Required work: Copy out all lines from the entries below in which "داره" occurs.

• • • • •

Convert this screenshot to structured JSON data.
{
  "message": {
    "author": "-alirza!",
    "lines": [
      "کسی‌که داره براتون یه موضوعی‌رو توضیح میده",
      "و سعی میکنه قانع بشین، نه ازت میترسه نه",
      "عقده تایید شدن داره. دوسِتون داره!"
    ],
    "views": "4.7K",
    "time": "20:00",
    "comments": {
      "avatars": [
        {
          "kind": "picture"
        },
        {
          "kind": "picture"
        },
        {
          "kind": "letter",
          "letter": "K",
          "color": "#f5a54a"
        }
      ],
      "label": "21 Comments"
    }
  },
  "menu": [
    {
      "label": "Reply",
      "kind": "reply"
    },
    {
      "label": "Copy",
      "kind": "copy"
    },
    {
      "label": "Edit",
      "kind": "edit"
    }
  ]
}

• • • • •

Solution:
      "کسی‌که داره براتون یه موضوعی‌رو توضیح میده",
      "عقده تایید شدن داره. دوسِتون داره!"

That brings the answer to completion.